Alex Proyas’ fantastical Gods Of Egypt isn’t nearly as bad as a lot of it’s detractors would like you to think it is (though it’s also not nearly as good as it should have been).
One criticism you hear a lot is that the movie is white-washed–and at first glance that may appear a valid complaint–though it doesn’t stand up to closer scrutiny because there’re people of color in the movie.
What’s closer to the truth is that, with the exception of actors like Chadwick Boseman and Elodie Yung, there’re all background players, seemingly to add “color” to a scene.
Pardon the pun.
What’s more problematic than any supposed lack of people of color than main leading roles were filled by white actors who’d been badly cast, like Geoffrey Rush as Ra.
Rush is a great actor and it’s less a question of his ability than he just wasn’t a great choice for the role.
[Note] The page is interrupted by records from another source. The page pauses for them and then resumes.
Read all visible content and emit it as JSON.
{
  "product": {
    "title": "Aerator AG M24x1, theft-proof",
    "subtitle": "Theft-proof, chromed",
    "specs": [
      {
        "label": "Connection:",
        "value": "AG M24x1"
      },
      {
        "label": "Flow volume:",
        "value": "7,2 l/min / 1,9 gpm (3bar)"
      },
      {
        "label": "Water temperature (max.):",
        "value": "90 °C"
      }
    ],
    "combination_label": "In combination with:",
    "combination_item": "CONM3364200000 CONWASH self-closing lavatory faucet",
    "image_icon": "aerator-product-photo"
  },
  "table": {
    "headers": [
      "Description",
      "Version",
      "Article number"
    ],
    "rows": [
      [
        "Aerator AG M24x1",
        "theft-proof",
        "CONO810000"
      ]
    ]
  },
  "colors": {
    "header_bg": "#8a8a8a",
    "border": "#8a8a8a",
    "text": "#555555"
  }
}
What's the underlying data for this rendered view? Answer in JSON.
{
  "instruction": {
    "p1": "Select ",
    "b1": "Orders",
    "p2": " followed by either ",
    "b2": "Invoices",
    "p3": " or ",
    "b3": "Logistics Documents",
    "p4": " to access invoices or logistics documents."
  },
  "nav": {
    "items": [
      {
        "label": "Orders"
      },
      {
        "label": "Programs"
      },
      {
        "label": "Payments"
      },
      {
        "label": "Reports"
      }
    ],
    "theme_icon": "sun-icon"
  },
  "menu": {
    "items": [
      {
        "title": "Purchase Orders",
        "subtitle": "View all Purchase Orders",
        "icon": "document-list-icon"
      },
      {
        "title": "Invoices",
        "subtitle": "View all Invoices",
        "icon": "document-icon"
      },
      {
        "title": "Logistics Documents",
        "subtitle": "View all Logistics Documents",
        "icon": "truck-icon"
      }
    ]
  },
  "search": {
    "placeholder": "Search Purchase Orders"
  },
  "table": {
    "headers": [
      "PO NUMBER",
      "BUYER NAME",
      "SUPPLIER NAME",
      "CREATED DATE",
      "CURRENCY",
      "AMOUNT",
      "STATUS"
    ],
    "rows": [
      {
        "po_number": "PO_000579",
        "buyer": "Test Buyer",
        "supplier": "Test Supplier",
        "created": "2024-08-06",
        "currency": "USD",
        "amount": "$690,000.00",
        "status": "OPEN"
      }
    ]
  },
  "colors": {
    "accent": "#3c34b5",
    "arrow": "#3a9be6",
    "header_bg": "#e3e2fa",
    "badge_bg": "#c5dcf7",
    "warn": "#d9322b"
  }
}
Rush’s performance is too upper-crusty British–I’m aware he’s Australian–to appear anything but unintentionally comical.
Then there’s Set–played by Gerard Butler–who plays the role too obviously and brutishly, without a trace of nuance, as if working under the CGI’d Egyptian sun wore down any sense of subtlety the actor may have possessed.
(And speaking of the Sun, for a movie that supposedly takes place in Egypt I don’t once recall actually seeing it. Weird).
Then there’s his accent, which after a certain point the actor barely even tried to hide.
And I get we’re talking about a movie about Egyptian gods, but I’m comfortable assuming that if they were to exist they wouldn’t have Scottish accents.
It feels that Proyas was given free rein to do what he wanted, and while that can sometimes result in a sublime work, it can also end give you something like Gods Of Egypt.
As I mentioned earlier, it’s not that it’s a bad film, it’s just chock full of really odd decisions, like an over reliance of sometimes wonky special effects to even odder choices in casting though sometimes you can see what Proyas was trying to do and realize that there’s a really amazing movie trying to get out of Gods Of Egypt, and sure it for the most part fails to do so, though the effort is in and of itself is worth watching and on some levels, admiring.